Exercise:
Please count how many lines in the entries below contain "color" and reply with the figure alone.

[Entries from a dataset of interfaces]
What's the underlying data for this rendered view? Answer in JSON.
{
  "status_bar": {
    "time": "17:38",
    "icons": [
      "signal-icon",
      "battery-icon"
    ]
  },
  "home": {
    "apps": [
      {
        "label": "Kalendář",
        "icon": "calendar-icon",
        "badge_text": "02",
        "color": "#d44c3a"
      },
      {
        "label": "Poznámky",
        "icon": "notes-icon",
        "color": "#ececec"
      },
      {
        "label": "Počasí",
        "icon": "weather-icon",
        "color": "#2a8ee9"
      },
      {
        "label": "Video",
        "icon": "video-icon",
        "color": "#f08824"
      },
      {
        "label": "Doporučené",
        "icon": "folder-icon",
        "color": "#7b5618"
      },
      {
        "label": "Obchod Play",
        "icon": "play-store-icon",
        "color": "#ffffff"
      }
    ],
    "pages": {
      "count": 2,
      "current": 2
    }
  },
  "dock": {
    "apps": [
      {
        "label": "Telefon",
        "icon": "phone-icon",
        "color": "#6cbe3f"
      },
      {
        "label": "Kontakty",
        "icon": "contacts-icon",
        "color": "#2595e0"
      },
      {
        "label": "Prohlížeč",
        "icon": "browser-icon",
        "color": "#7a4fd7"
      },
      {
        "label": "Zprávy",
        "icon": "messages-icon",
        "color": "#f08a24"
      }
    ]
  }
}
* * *
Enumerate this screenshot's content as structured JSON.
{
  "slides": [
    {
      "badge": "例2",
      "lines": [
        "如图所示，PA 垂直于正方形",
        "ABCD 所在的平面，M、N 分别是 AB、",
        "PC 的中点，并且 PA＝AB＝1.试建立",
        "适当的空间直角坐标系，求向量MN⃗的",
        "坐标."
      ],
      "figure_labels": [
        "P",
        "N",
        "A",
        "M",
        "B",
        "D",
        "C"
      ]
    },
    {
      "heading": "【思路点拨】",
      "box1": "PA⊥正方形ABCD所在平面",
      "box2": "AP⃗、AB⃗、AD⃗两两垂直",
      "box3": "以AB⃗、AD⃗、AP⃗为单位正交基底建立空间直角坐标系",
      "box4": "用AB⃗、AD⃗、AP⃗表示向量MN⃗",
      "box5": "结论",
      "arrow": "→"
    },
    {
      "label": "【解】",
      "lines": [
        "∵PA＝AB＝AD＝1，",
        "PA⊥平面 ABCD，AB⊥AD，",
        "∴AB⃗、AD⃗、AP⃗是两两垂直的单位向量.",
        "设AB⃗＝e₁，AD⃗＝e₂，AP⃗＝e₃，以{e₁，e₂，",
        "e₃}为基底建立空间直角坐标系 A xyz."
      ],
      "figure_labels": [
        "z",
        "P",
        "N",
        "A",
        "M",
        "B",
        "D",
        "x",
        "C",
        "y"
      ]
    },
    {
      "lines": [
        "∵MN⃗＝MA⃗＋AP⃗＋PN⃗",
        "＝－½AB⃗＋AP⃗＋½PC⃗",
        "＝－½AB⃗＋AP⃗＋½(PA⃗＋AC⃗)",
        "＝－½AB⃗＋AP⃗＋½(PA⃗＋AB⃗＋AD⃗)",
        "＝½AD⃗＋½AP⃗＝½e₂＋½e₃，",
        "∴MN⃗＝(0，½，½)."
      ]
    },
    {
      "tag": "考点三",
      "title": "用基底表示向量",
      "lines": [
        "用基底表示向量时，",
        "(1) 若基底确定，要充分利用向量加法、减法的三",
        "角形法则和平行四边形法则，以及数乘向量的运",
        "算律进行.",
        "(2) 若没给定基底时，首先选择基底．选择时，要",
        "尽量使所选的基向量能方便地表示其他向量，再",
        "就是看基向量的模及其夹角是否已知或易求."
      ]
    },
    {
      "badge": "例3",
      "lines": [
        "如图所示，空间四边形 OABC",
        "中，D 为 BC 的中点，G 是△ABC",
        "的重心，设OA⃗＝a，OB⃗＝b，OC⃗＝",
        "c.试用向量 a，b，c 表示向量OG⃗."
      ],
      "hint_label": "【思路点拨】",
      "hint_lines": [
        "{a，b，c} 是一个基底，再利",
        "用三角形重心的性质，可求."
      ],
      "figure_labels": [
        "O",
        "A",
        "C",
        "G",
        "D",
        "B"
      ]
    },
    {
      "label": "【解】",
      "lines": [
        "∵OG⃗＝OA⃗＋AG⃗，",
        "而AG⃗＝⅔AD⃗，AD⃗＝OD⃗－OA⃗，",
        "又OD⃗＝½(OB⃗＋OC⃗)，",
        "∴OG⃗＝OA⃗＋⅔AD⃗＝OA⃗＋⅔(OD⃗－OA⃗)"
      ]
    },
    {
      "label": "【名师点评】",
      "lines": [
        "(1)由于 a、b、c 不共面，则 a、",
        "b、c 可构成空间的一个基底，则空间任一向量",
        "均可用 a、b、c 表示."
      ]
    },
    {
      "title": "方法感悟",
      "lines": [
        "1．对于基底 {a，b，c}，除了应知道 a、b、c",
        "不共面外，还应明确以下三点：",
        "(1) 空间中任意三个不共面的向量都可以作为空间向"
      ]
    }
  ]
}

Answer for this exercise:
10